  63. JM. Wilson, LM. Hornbuckle, JS. Kim, C. Ugrinowitsch, SR. Lee, MC. Zourdos, B. Sommer, LB. Panton, Effects of static stretching on energy cost and running endurance performance., J Strength Cond Res, volume 24, issue 9, pages 2274-9, Sep 2010, doi 10.1519/JSC.0b013e3181b22ad6, PMID 19918196
  64. Sarah J. Allison, David M. Bailey, Jonathan P. Folland, Prolonged static stretching does not influence running economy despite changes in neuromuscular function, Journal of Sports Sciences, volume 26, issue 14, 2008, pages 1489–1495, ISSN 0264-0414, doi 10.1080/02640410802392715
  65. PR. Hayes, A. Walker, Pre-exercise stretching does not impact upon running economy., J Strength Cond Res, volume 21, issue 4, pages 1227-32, Nov 2007, doi 10.1519/R-19545.1, PMID 18076223
  66. JJ. Godges, H. Macrae, C. Longdon, C. Tinberg, PG. Macrae, The effects of two stretching procedures on hip range of motion and gait economy., J Orthop Sports Phys Ther, volume 10, issue 9, pages 350-7, 1989, PMID 18791317
  67. DW. Morgan, PE. Martin, GS. Krahenbuhl, Factors affecting running economy., Sports Med, volume 7, issue 5, pages 310-30, May 1989, PMID 2662320
  68. AF. Huxley, Muscular contraction., J Physiol, volume 243, issue 1, pages 1-43, Nov 1974, PMID 4449057
  69. JF. Horowitz, LS. Sidossis, EF. Coyle, High efficiency of type I muscle fibers improves performance., Int J Sports Med, volume 15, issue 3, pages 152-7, Apr 1994, doi 10.1055/s-2007-1021038, PMID 8005729
  70. EF. Coyle, LS. Sidossis, JF. Horowitz, JD. Beltz, Cycling efficiency is related to the percentage of type I muscle fibers., Med Sci Sports Exerc, volume 24, issue 7, pages 782-8, Jul 1992, PMID 1501563
  71. HC. Lukaski, FH. Nielsen, Dietary magnesium depletion affects metabolic responses during submaximal exercise in postmenopausal women., J Nutr, volume 132, issue 5, pages 930-5, May 2002, PMID 11983816
  72. PU. Saunders, DB. Pyne, RD. Telford, JA. Hawley, Factors affecting running economy in trained distance runners., Sports Med, volume 34, issue 7, pages 465-85, 2004, PMID 15233599

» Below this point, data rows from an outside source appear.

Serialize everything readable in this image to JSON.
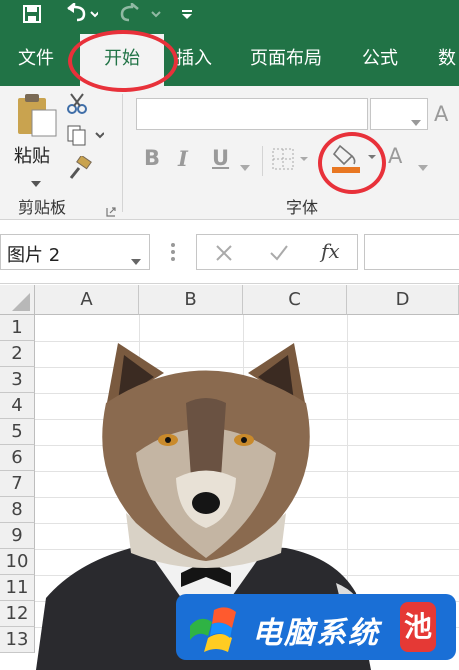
{
  "qat": {
    "icons": [
      "save-icon",
      "undo-icon",
      "redo-icon",
      "customize-qat-icon"
    ]
  },
  "tabs": [
    {
      "label": "文件"
    },
    {
      "label": "开始"
    },
    {
      "label": "插入"
    },
    {
      "label": "页面布局"
    },
    {
      "label": "公式"
    },
    {
      "label": "数"
    }
  ],
  "ribbon": {
    "clipboard": {
      "paste_label": "粘贴",
      "group_label": "剪贴板"
    },
    "font": {
      "group_label": "字体",
      "font_name": "",
      "font_size": "",
      "bold": "B",
      "italic": "I",
      "underline": "U",
      "font_color_letter": "A",
      "grow_font": "A"
    }
  },
  "formula_bar": {
    "name_box": "图片 2",
    "fx": "fx",
    "formula": ""
  },
  "sheet": {
    "columns": [
      "A",
      "B",
      "C",
      "D"
    ],
    "rows": [
      "1",
      "2",
      "3",
      "4",
      "5",
      "6",
      "7",
      "8",
      "9",
      "10",
      "11",
      "12",
      "13"
    ]
  },
  "watermark": {
    "text": "电脑系统",
    "badge": "池"
  },
  "colors": {
    "excel_green": "#217346",
    "ribbon_bg": "#f3f3f3",
    "highlight_ring": "#e8313a",
    "watermark_blue": "#1a6fd6",
    "fill_color_bar": "#e87722"
  }
}
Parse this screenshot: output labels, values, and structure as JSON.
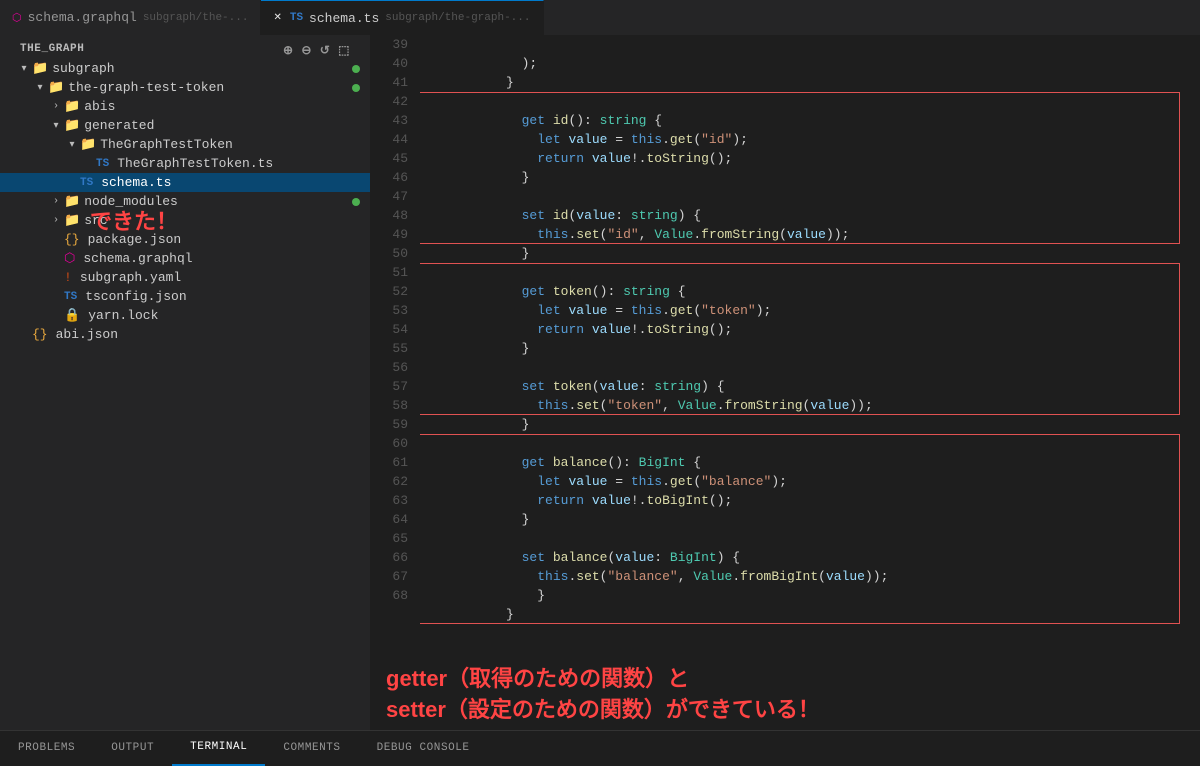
{
  "tabs": [
    {
      "id": "schema-graphql",
      "label": "schema.graphql",
      "path": "subgraph/the-...",
      "icon": "graphql",
      "active": false,
      "closeable": false
    },
    {
      "id": "schema-ts",
      "label": "schema.ts",
      "path": "subgraph/the-graph-...",
      "icon": "ts",
      "active": true,
      "closeable": true
    }
  ],
  "sidebar": {
    "section_title": "THE_GRAPH",
    "tree": [
      {
        "id": "subgraph",
        "label": "subgraph",
        "indent": 0,
        "type": "folder",
        "open": true,
        "dot": true
      },
      {
        "id": "the-graph-test-token",
        "label": "the-graph-test-token",
        "indent": 1,
        "type": "folder",
        "open": true,
        "dot": true
      },
      {
        "id": "abis",
        "label": "abis",
        "indent": 2,
        "type": "folder",
        "open": false
      },
      {
        "id": "generated",
        "label": "generated",
        "indent": 2,
        "type": "folder",
        "open": true
      },
      {
        "id": "TheGraphTestToken",
        "label": "TheGraphTestToken",
        "indent": 3,
        "type": "folder",
        "open": true
      },
      {
        "id": "TheGraphTestToken.ts",
        "label": "TheGraphTestToken.ts",
        "indent": 4,
        "type": "ts-file"
      },
      {
        "id": "schema.ts",
        "label": "schema.ts",
        "indent": 3,
        "type": "ts-file",
        "selected": true
      },
      {
        "id": "node_modules",
        "label": "node_modules",
        "indent": 2,
        "type": "folder",
        "open": false,
        "dot": true
      },
      {
        "id": "src",
        "label": "src",
        "indent": 2,
        "type": "folder",
        "open": false
      },
      {
        "id": "package.json",
        "label": "package.json",
        "indent": 2,
        "type": "json-file"
      },
      {
        "id": "schema.graphql",
        "label": "schema.graphql",
        "indent": 2,
        "type": "graphql-file"
      },
      {
        "id": "subgraph.yaml",
        "label": "subgraph.yaml",
        "indent": 2,
        "type": "yaml-file"
      },
      {
        "id": "tsconfig.json",
        "label": "tsconfig.json",
        "indent": 2,
        "type": "ts-config"
      },
      {
        "id": "yarn.lock",
        "label": "yarn.lock",
        "indent": 2,
        "type": "yarn-file"
      },
      {
        "id": "abi.json",
        "label": "abi.json",
        "indent": 0,
        "type": "json-file"
      }
    ],
    "annotation": "できた！"
  },
  "code": {
    "lines": [
      {
        "num": 39,
        "content": "  );"
      },
      {
        "num": 40,
        "content": "}"
      },
      {
        "num": 41,
        "content": ""
      },
      {
        "num": 42,
        "content": "  get id(): string {"
      },
      {
        "num": 43,
        "content": "    let value = this.get(\"id\");"
      },
      {
        "num": 44,
        "content": "    return value!.toString();"
      },
      {
        "num": 45,
        "content": "  }"
      },
      {
        "num": 46,
        "content": ""
      },
      {
        "num": 47,
        "content": "  set id(value: string) {"
      },
      {
        "num": 48,
        "content": "    this.set(\"id\", Value.fromString(value));"
      },
      {
        "num": 49,
        "content": "  }"
      },
      {
        "num": 50,
        "content": ""
      },
      {
        "num": 51,
        "content": "  get token(): string {"
      },
      {
        "num": 52,
        "content": "    let value = this.get(\"token\");"
      },
      {
        "num": 53,
        "content": "    return value!.toString();"
      },
      {
        "num": 54,
        "content": "  }"
      },
      {
        "num": 55,
        "content": ""
      },
      {
        "num": 56,
        "content": "  set token(value: string) {"
      },
      {
        "num": 57,
        "content": "    this.set(\"token\", Value.fromString(value));"
      },
      {
        "num": 58,
        "content": "  }"
      },
      {
        "num": 59,
        "content": ""
      },
      {
        "num": 60,
        "content": "  get balance(): BigInt {"
      },
      {
        "num": 61,
        "content": "    let value = this.get(\"balance\");"
      },
      {
        "num": 62,
        "content": "    return value!.toBigInt();"
      },
      {
        "num": 63,
        "content": "  }"
      },
      {
        "num": 64,
        "content": ""
      },
      {
        "num": 65,
        "content": "  set balance(value: BigInt) {"
      },
      {
        "num": 66,
        "content": "    this.set(\"balance\", Value.fromBigInt(value));"
      },
      {
        "num": 67,
        "content": "  }"
      },
      {
        "num": 68,
        "content": "}"
      }
    ]
  },
  "bottom_annotation": {
    "line1": "getter（取得のための関数）と",
    "line2": "setter（設定のための関数）ができている！"
  },
  "bottom_tabs": [
    {
      "id": "problems",
      "label": "PROBLEMS",
      "active": false
    },
    {
      "id": "output",
      "label": "OUTPUT",
      "active": false
    },
    {
      "id": "terminal",
      "label": "TERMINAL",
      "active": true
    },
    {
      "id": "comments",
      "label": "COMMENTS",
      "active": false
    },
    {
      "id": "debug-console",
      "label": "DEBUG CONSOLE",
      "active": false
    }
  ],
  "colors": {
    "accent": "#007acc",
    "red_annotation": "#ff4444",
    "red_box": "#e05252",
    "selected_bg": "#094771",
    "tab_active_border": "#007acc"
  }
}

  73. J. R. Fletcher, S. P. Esau, B. R. MacIntosh, Economy of running: beyond the measurement of oxygen uptake, Journal of Applied Physiology, volume 107, issue 6, 2009, pages 1918–1922, ISSN 8750-7587, doi 10.1152/japplphysiol.00307.2009
  74. DW. Morgan, MW. Craib, GS. Krahenbuhl, K. Woodall, S. Jordan, K. Filarski, C. Burleson, T. Williams, Daily variability in running economy among well-trained male and female distance runners., Res Q Exerc Sport, volume 65, issue 1, pages 72-7, Mar 1994, doi 10.1080/02701367.1994.10762210, PMID 8184214